Slide deck from Strangeloop president Joshua Bixby's presentation at the 2012 Content Delivery Summit.
Many content owners are already using a content delivery network (CDN) to cache content closer to their visitors, but CDNs don't reduce the number of requests required to render each page, and they have no impact on browser efficiency. Front-end optimization (FEO) picks up where CDNs leave off, transforming the content itself so that it renders as quickly as possible in the browser.
In this presentation, attendees will see real-world examples of how leading e-commerce sites have combined CDN and FEO forces to reach new levels of performance for content-rich pages. Get real numbers on how quickly content-rich sites loaded pre-acceleration, then with just a CDN, then with a combined CDN/FEO solution.
Organizations that recognize the need to take their website’s performance to the next level need to change their basic assumption about acceleration. This change is not a 180-degree turn, however – it’s an evolutionary change. Delivery-based solutions such as CDNs and network devices still form a solid foundation for a total acceleration solution. Transformation-based solutions complement this foundation.Delivery: “I will deliver what the server gives me as efficiently as possible to the browser.”Transformation: “I will transform what the server gives me, and optimize it for the user’s browser.”

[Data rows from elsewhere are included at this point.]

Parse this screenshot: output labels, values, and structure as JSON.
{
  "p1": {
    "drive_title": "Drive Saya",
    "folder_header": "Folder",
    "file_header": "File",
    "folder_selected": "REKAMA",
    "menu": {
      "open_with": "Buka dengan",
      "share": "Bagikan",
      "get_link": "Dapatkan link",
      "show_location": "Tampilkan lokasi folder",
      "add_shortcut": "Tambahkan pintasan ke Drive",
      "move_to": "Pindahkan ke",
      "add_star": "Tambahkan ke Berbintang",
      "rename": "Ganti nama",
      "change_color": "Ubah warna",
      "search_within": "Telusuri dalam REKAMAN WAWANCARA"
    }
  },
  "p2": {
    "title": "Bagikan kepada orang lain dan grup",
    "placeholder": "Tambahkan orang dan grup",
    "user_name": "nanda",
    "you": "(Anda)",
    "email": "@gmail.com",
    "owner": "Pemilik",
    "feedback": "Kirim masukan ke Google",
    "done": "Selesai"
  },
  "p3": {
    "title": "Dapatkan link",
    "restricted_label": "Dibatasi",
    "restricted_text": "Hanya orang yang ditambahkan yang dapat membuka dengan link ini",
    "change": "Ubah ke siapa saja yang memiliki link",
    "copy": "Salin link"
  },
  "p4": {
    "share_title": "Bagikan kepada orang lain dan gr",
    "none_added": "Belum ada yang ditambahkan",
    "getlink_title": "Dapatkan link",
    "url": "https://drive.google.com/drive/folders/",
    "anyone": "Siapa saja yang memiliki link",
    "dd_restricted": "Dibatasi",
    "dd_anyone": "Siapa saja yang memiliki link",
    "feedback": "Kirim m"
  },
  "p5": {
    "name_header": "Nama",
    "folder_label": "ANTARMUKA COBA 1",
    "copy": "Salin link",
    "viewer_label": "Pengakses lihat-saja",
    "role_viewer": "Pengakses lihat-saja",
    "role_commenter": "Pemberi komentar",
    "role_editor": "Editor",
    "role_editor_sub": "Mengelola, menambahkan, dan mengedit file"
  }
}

Here we see three waterfall graphs showing how web page objects are delivered from the server to the browser.OriginalThis is an unaccelerated site, with 63 objects making 63 roundtrips between server and browser. The total page load time is 9.5 seconds.DeliveryThis graph shows how a delivery solution – comprised of a content delivery network (CDN) and an application delivery controller (ADC) – shortened these roundtrips by bringing content closer to the user’s browser. There were still 63 roundtrips, but the total page load time was 5.7 seconds.TransformationThis graph shows how Strangeloop worked in conjunction with the CDN and ADC to not just shorten the roundtrips, but reduce the number of roundtrips required – from 63 to just 9. The result: The same page loads in just 2.1 seconds. It is important to remember that 2 seconds is the goal that every site should be aiming for, based on current user expectations. It’s also worth remembering that only one company out of the Fortune 500 actually meets this standard.
We’ll use it to describe where performance pain points are, but that doesn’t mean the page actually has these problems
Despite already using a CDN, AutoAnything knew they could be even faster. The site’s home page took up to 10 seconds to load.Biggest problem was page bloat: too many objects.Strangeloop FEO cut their average page load in half.
Marrying CDNs with Front-End Optimization
Marrying CDNs with Front-End Optimization for Maximum Acceleration Joshua Bixby 2012 Content Delivery Summit